==== SOURCE MATERIAL ====
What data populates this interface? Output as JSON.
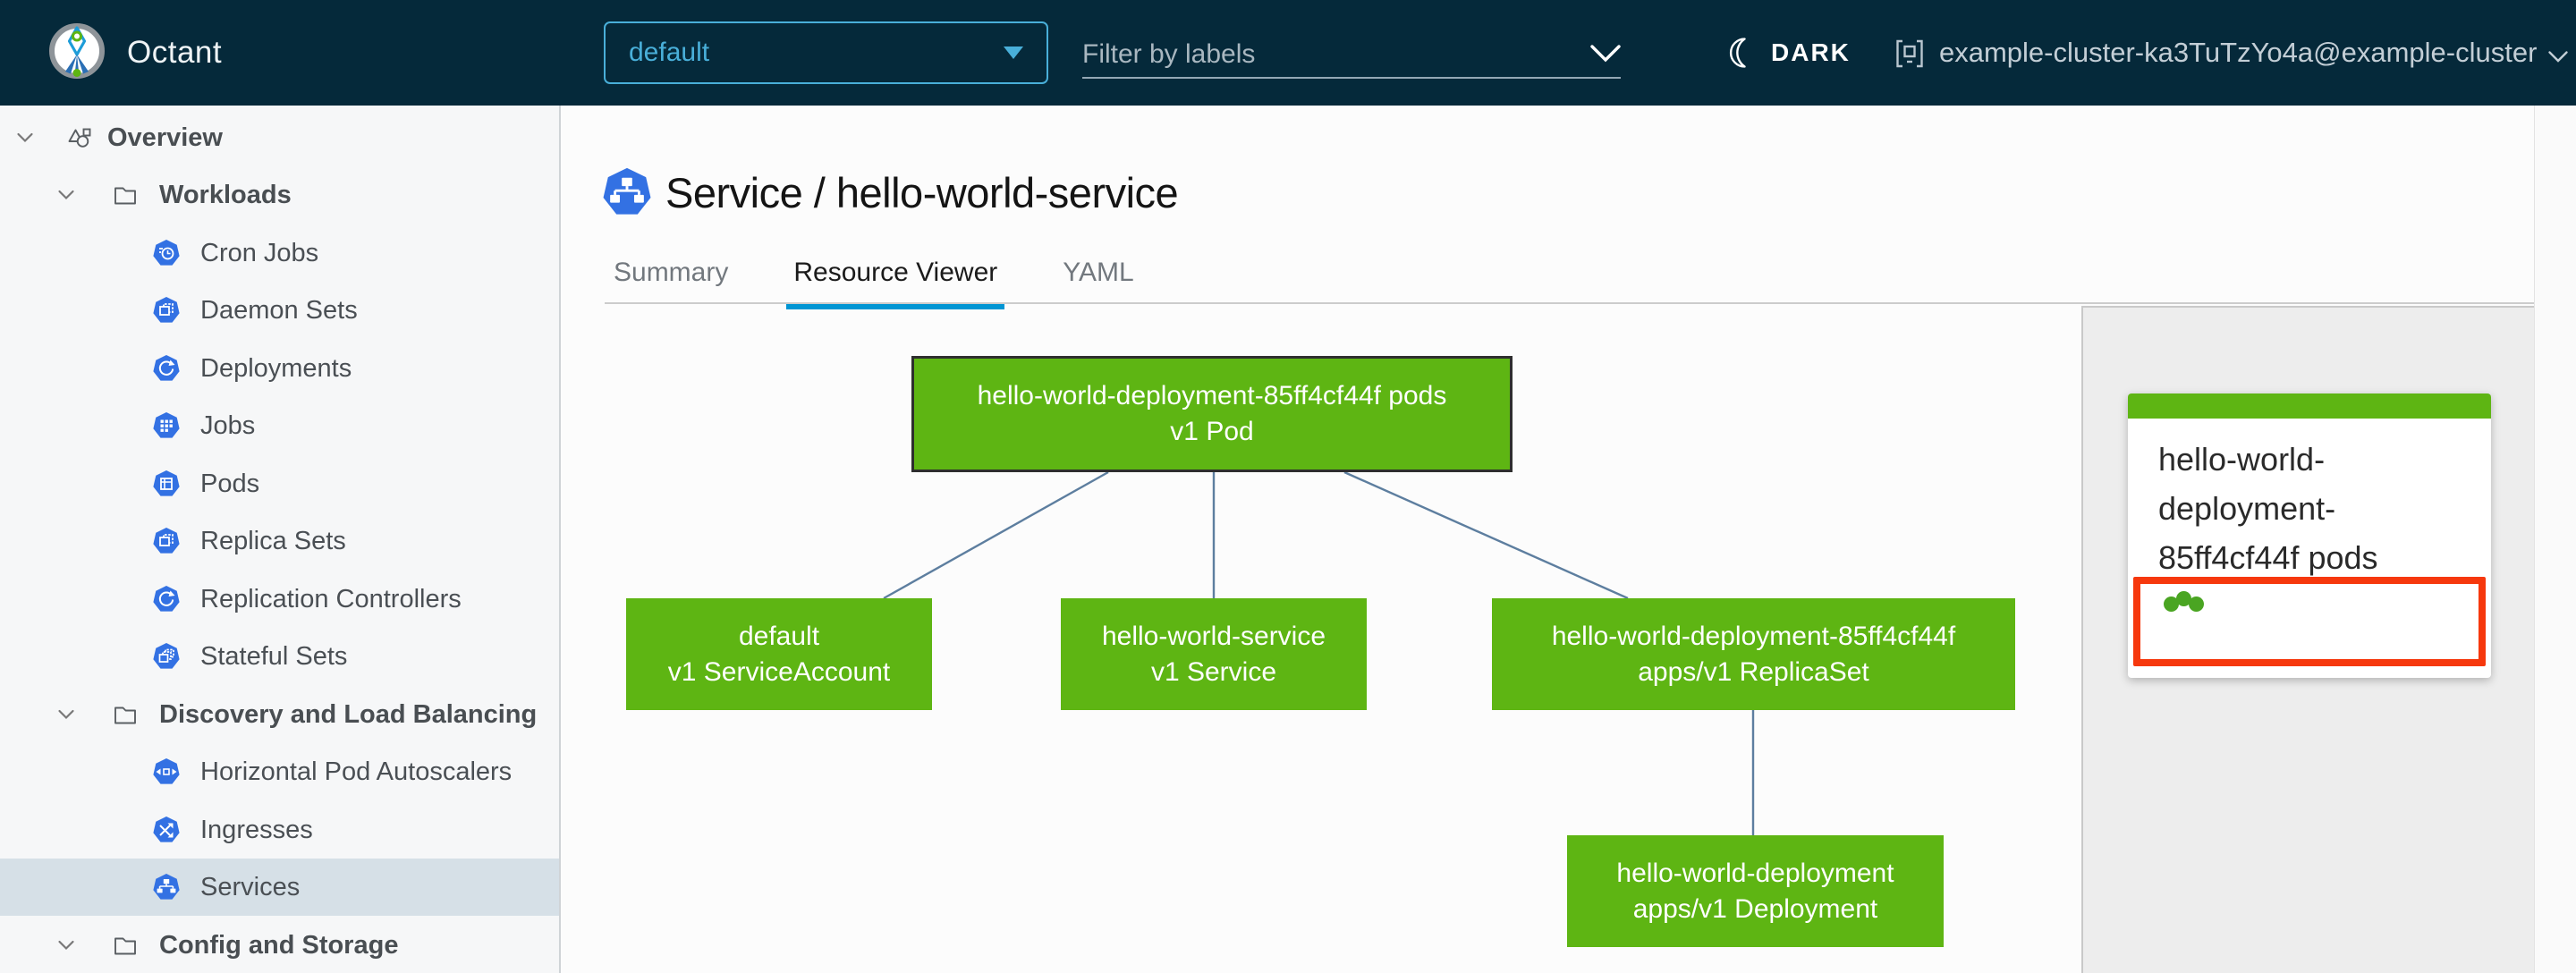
{
  "header": {
    "app_name": "Octant",
    "namespace_dropdown": {
      "value": "default"
    },
    "label_filter": {
      "placeholder": "Filter by labels"
    },
    "theme_toggle": {
      "label": "DARK"
    },
    "context_selector": {
      "label": "example-cluster-ka3TuTzYo4a@example-cluster"
    }
  },
  "sidebar": {
    "items": [
      {
        "label": "Overview"
      },
      {
        "label": "Workloads"
      },
      {
        "label": "Cron Jobs"
      },
      {
        "label": "Daemon Sets"
      },
      {
        "label": "Deployments"
      },
      {
        "label": "Jobs"
      },
      {
        "label": "Pods"
      },
      {
        "label": "Replica Sets"
      },
      {
        "label": "Replication Controllers"
      },
      {
        "label": "Stateful Sets"
      },
      {
        "label": "Discovery and Load Balancing"
      },
      {
        "label": "Horizontal Pod Autoscalers"
      },
      {
        "label": "Ingresses"
      },
      {
        "label": "Services",
        "selected": true
      },
      {
        "label": "Config and Storage"
      }
    ]
  },
  "main": {
    "title": "Service / hello-world-service",
    "tabs": [
      {
        "label": "Summary",
        "active": false
      },
      {
        "label": "Resource Viewer",
        "active": true
      },
      {
        "label": "YAML",
        "active": false
      }
    ]
  },
  "graph": {
    "nodes": [
      {
        "id": "pod",
        "name": "hello-world-deployment-85ff4cf44f pods",
        "kind": "v1 Pod",
        "selected": true
      },
      {
        "id": "serviceaccount",
        "name": "default",
        "kind": "v1 ServiceAccount",
        "selected": false
      },
      {
        "id": "service",
        "name": "hello-world-service",
        "kind": "v1 Service",
        "selected": false
      },
      {
        "id": "replicaset",
        "name": "hello-world-deployment-85ff4cf44f",
        "kind": "apps/v1 ReplicaSet",
        "selected": false
      },
      {
        "id": "deployment",
        "name": "hello-world-deployment",
        "kind": "apps/v1 Deployment",
        "selected": false
      }
    ],
    "edges": [
      [
        "pod",
        "serviceaccount"
      ],
      [
        "pod",
        "service"
      ],
      [
        "pod",
        "replicaset"
      ],
      [
        "replicaset",
        "deployment"
      ]
    ]
  },
  "detail_panel": {
    "title": "hello-world-deployment-85ff4cf44f pods",
    "pod_status_dots": 3
  },
  "colors": {
    "header_bg": "#05293a",
    "accent_blue": "#49afd9",
    "node_green": "#5eb513",
    "alert_red": "#f6380d",
    "edge_blue": "#5d7e9f",
    "k8s_icon_blue": "#3371e3",
    "tab_active_underline": "#0095d3",
    "selected_row_bg": "#d6e0e7",
    "status_dot_green": "#4aa522"
  }
}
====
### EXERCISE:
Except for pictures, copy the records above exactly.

### SOLUTION BELOW:
What data populates this interface? Output as JSON.
{
  "header": {
    "app_name": "Octant",
    "namespace_dropdown": {
      "value": "default"
    },
    "label_filter": {
      "placeholder": "Filter by labels"
    },
    "theme_toggle": {
      "label": "DARK"
    },
    "context_selector": {
      "label": "example-cluster-ka3TuTzYo4a@example-cluster"
    }
  },
  "sidebar": {
    "items": [
      {
        "label": "Overview"
      },
      {
        "label": "Workloads"
      },
      {
        "label": "Cron Jobs"
      },
      {
        "label": "Daemon Sets"
      },
      {
        "label": "Deployments"
      },
      {
        "label": "Jobs"
      },
      {
        "label": "Pods"
      },
      {
        "label": "Replica Sets"
      },
      {
        "label": "Replication Controllers"
      },
      {
        "label": "Stateful Sets"
      },
      {
        "label": "Discovery and Load Balancing"
      },
      {
        "label": "Horizontal Pod Autoscalers"
      },
      {
        "label": "Ingresses"
      },
      {
        "label": "Services",
        "selected": true
      },
      {
        "label": "Config and Storage"
      }
    ]
  },
  "main": {
    "title": "Service / hello-world-service",
    "tabs": [
      {
        "label": "Summary",
        "active": false
      },
      {
        "label": "Resource Viewer",
        "active": true
      },
      {
        "label": "YAML",
        "active": false
      }
    ]
  },
  "graph": {
    "nodes": [
      {
        "id": "pod",
        "name": "hello-world-deployment-85ff4cf44f pods",
        "kind": "v1 Pod",
        "selected": true
      },
      {
        "id": "serviceaccount",
        "name": "default",
        "kind": "v1 ServiceAccount",
        "selected": false
      },
      {
        "id": "service",
        "name": "hello-world-service",
        "kind": "v1 Service",
        "selected": false
      },
      {
        "id": "replicaset",
        "name": "hello-world-deployment-85ff4cf44f",
        "kind": "apps/v1 ReplicaSet",
        "selected": false
      },
      {
        "id": "deployment",
        "name": "hello-world-deployment",
        "kind": "apps/v1 Deployment",
        "selected": false
      }
    ],
    "edges": [
      [
        "pod",
        "serviceaccount"
      ],
      [
        "pod",
        "service"
      ],
      [
        "pod",
        "replicaset"
      ],
      [
        "replicaset",
        "deployment"
      ]
    ]
  },
  "detail_panel": {
    "title": "hello-world-deployment-85ff4cf44f pods",
    "pod_status_dots": 3
  },
  "colors": {
    "header_bg": "#05293a",
    "accent_blue": "#49afd9",
    "node_green": "#5eb513",
    "alert_red": "#f6380d",
    "edge_blue": "#5d7e9f",
    "k8s_icon_blue": "#3371e3",
    "tab_active_underline": "#0095d3",
    "selected_row_bg": "#d6e0e7",
    "status_dot_green": "#4aa522"
  }
}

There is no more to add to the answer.